Border security amid COVID-19 lockdown focus of Guyana-Brazil Frontier Committee meeting

As Guyanese health authorities continue to grapple with curbing the spread of the novel coronavirus here and securing its porous borders, the Guyana/Brazil Frontier Committee on Friday discussed ways to further strengthen security at the closed border to prevent cross-border movement between the two countries, among other issues.

Permanent Secretary of the Ministry of Foreign Affairs, Ambassador Charlene Phoenix (right) leads the Guyanese delegation and Senior Foreign Service Officer Vernon Robinson

Officials from the two States focused on the impact of the pandemic on regional economic activity, Indigenous communities along the border, illegal crossings, security, joint patrols, support for vulnerable groups and trafficking in persons, among others. Moreover, they discussed measures to coordinate efforts to support the health and safety of the region.
Permanent Secretary of the Ministry of Foreign Affairs, Ambassador Charlene Phoenix, as leader of Guyana’s delegation to the virtual summit, in her remarks, noted that “Given what we have been seeing with regard to the COVID-19 cases on both sides, we should have a discussion to ensure that we are coordinating our responses to the pandemic as closely as possible.”
In that light, the two States committed to combining efforts for information sharing, especially in local dialects as well as in English, Portuguese and Spanish, to all communities along the border.
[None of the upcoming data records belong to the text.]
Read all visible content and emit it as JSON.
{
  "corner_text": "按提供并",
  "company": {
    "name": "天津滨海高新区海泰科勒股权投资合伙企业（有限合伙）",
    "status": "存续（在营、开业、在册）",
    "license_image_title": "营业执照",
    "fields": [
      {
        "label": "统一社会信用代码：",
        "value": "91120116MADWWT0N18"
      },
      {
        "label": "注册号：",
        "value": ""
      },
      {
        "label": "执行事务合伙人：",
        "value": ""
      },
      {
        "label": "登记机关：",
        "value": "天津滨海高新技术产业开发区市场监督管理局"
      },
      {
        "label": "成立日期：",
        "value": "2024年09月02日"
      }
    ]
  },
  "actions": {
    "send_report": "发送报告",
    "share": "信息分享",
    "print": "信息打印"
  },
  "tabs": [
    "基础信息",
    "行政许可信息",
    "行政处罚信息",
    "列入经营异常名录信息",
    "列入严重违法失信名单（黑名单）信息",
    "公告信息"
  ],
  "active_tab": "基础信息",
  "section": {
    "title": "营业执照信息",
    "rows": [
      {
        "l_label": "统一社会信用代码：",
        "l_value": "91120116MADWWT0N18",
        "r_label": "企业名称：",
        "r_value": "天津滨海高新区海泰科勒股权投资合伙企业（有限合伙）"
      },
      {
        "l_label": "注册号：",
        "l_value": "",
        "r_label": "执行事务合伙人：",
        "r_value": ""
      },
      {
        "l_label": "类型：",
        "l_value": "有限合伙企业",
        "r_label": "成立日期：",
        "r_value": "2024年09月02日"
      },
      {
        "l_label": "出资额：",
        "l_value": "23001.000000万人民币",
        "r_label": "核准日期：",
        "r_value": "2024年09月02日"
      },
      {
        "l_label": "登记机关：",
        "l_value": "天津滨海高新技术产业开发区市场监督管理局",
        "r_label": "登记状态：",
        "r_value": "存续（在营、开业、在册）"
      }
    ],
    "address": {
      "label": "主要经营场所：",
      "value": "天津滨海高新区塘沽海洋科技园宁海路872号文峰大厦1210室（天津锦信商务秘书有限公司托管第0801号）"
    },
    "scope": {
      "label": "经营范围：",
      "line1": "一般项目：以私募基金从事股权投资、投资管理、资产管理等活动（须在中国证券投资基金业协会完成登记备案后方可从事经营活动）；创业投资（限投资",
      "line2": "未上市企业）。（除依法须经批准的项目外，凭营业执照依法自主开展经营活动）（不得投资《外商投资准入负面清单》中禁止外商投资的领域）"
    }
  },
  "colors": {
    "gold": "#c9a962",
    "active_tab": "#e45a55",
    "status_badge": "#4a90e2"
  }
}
They also expressed the intent to explore additional measures to keep the communities safe throughout the course of the pandemic.
Furthermore, the delegations shared the challenges they faced in their respective efforts to combat the COVID-19 pandemic.
On the part of Guyana, according to the Region Nine (Upper Takutu-Upper Essequibo) Regional Health Officer, Dr Naail Uthman, while the region continued to adhere to the measures implemented by the National COVID-19 Task Force (NCTF), a major challenge was the effective monitoring of the lengthy border shared by Guyana and Brazil as many of the border communities have illegal crossing points.
“Officially, we have facilitated on Thursdays only the movement of goods and services from Brazil on which we know Guyana depends heavily,” he said. Dr Uthman further explained that a team had been established at the port to sanitise those goods and services.
The respective delegations were led by Ambassador Phoenix and Ambassador of the Federative Republic of Brazil to the Co-operative Republic of Guyana, Her Excellency Maria Duclos Carisio.
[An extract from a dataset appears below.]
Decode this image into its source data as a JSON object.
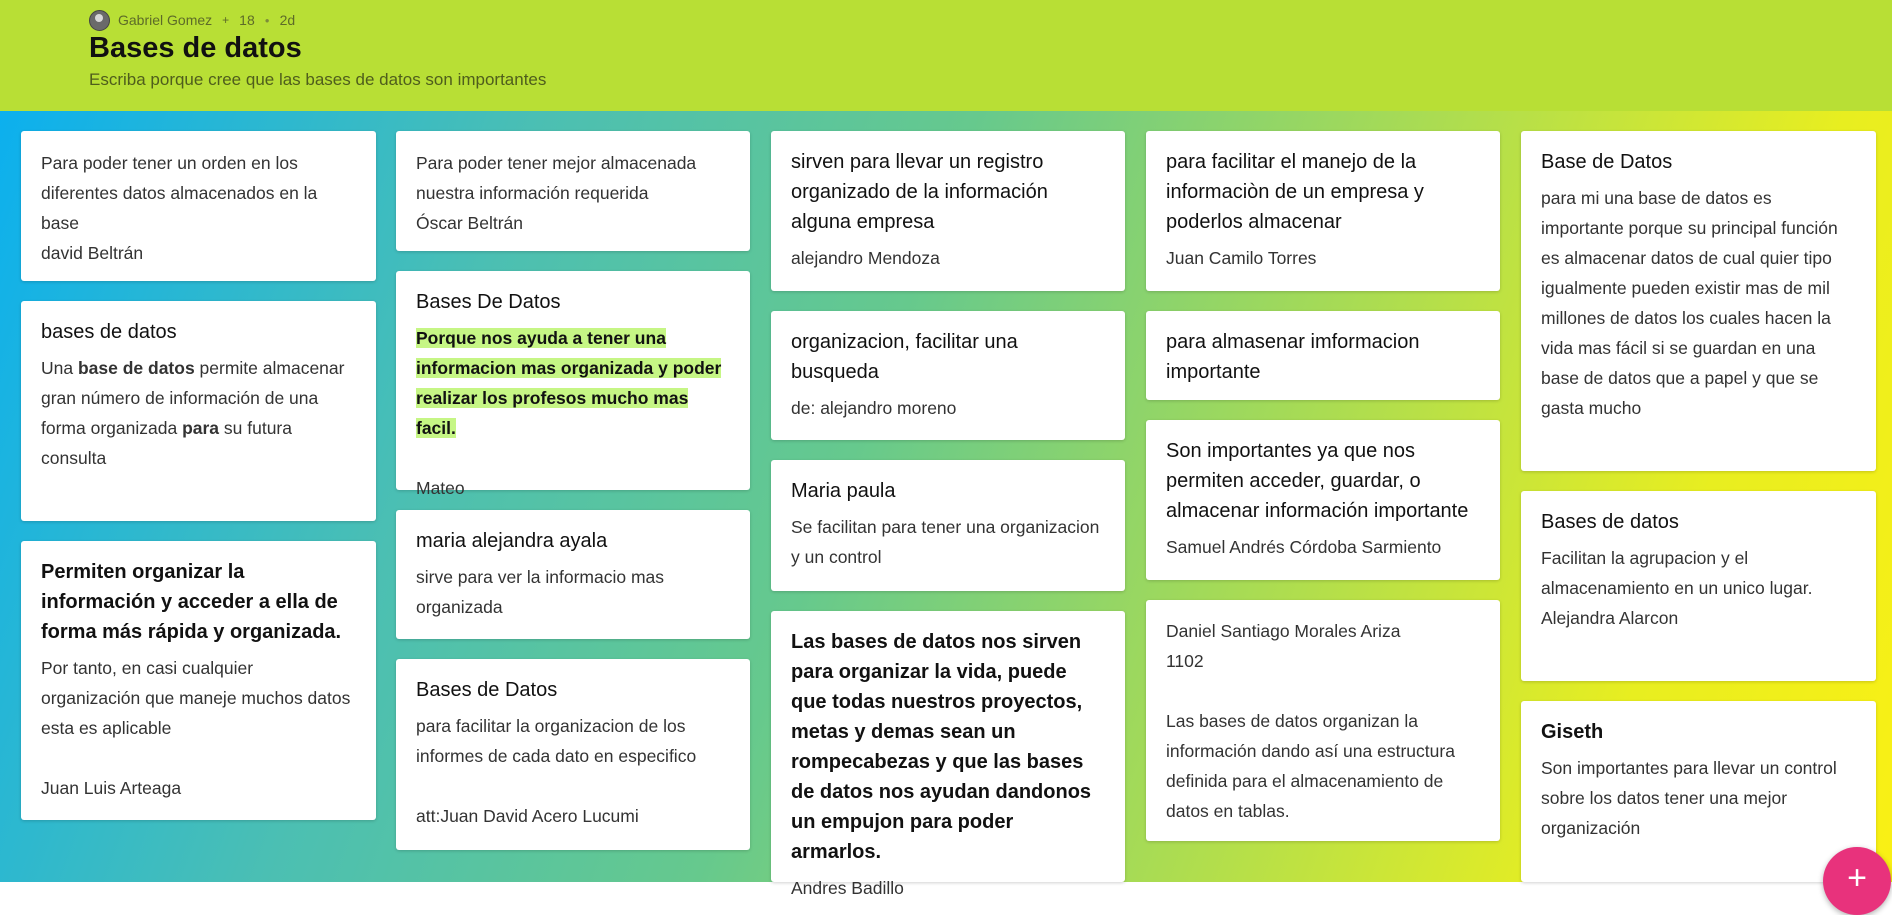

Guyana’s delegation also comprised Ambassador to Brazil, His Excellency George Talbot, Consul General to Boa Vista, Shirley Melville, and a number of representatives from the Ministries of Public Health, Communities, and Social Protection and the Department of Citizenship.
The previous meeting of the Guyana/Brazil Frontier Committee was held in Bonfim, State of Roraima, Brazil, on October 30 and 31, 2018.
Guyana was scheduled to host the eighth meeting. However, due to challenges caused by the COVID-19 pandemic in both countries, the Government of Guyana recommended the organisation of this extraordinary meeting.
The Guyana/Brazil Frontier Committee was established on September 14, 2009, to address joint action between the border communities.